It appears that far too many accept the idea that power and authority are synonymous. It seems to be an underlying assumption that those who possess authority also possess power, or that mortal authority grants power. From my perspective these assumptions are faulty.

Having the physical and mental power to drive a car does not grant authority from the state to do so. Having authority to step to the plate during a Major League baseball game does not guarantee the batter will have the power to hit a home run. You may have the power to go into your neighbor’s home and do as you please but without proper authority, your display of power may make you a criminal.

Believing authority grants power can also bring disappointment when those in authority are unable to work the miracles we assumed their roles implied. We may be even more disappointed when we find ourselves in positions of authority. A new title may grant us expanded access but it does not necessarily endow us with additional skill or wisdom. In the absence of active power, authority is all but void.

On the other hand, power alone is not enough to govern anything. Those who use their power to demand authority, that is not rightfully theirs, or those who attempt to take it by force eventually fall. Power is slippery in the hands of those who want it most.

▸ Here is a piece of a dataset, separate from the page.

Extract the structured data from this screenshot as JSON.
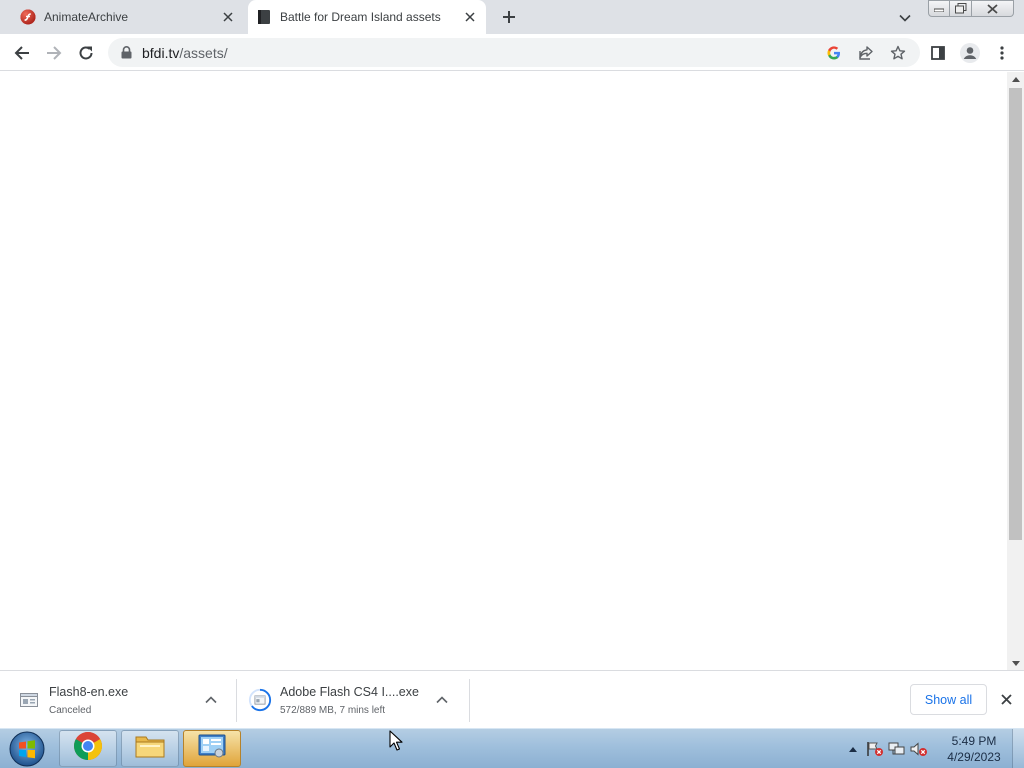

Those who seek power unlawfully often put themselves on a course to gain a little authority and not long after they begin to drift (or sprint) off course. Sometimes the drift is subtle and sometimes it’s surprisingly bold. In the end, if they haven’t made adjustments, they lose the power and authority they prized most not only at great personal expense but sadly, and more importantly, at the expense of others.

Most simply, authority is a gift of trust and power is ability. How the two are obtained makes all the difference.

Do We Know Enough?

 Collective

Today, as I look across Atlanta from my desk, my thoughts are drawn to the challenges of life. When I consider the thousands of people within my view on the downtown connector, in office buildings, and on the streets I’m led to ask this question; do we know enough? Do we know enough collectively to solve the big problems. Problems like violence, dishonesty, and apathy.

I’m optimistic. I believe we know enough to end dishonesty and violence in all their malignant forms. The question is; do we want them to end?

Here is one example. Are the millions who say they would never steal or kill willing to give up the rush of violence by proxy? It seems to be a great contradiction to praise peace while conditioning the heart and mind to enjoy brutality via the entertainment industry. If digital thieves and assassins are the heroes, who are we?

Of the thousands of people in my view every day, how many are suffering right now because the rest of us are slightly off course? Is our fast paced proxy culture distracting us from fulfilling our human design?

Are we willing to examine our collective appetite and make personal changes?

I’m not suggesting more laws or regulations. I’m suggesting we stop and ask ourselves if we know enough to make more of a difference with our time and our talents, than we’re making today.

We are each endowed with the right to self regulate. What will be our social foot print?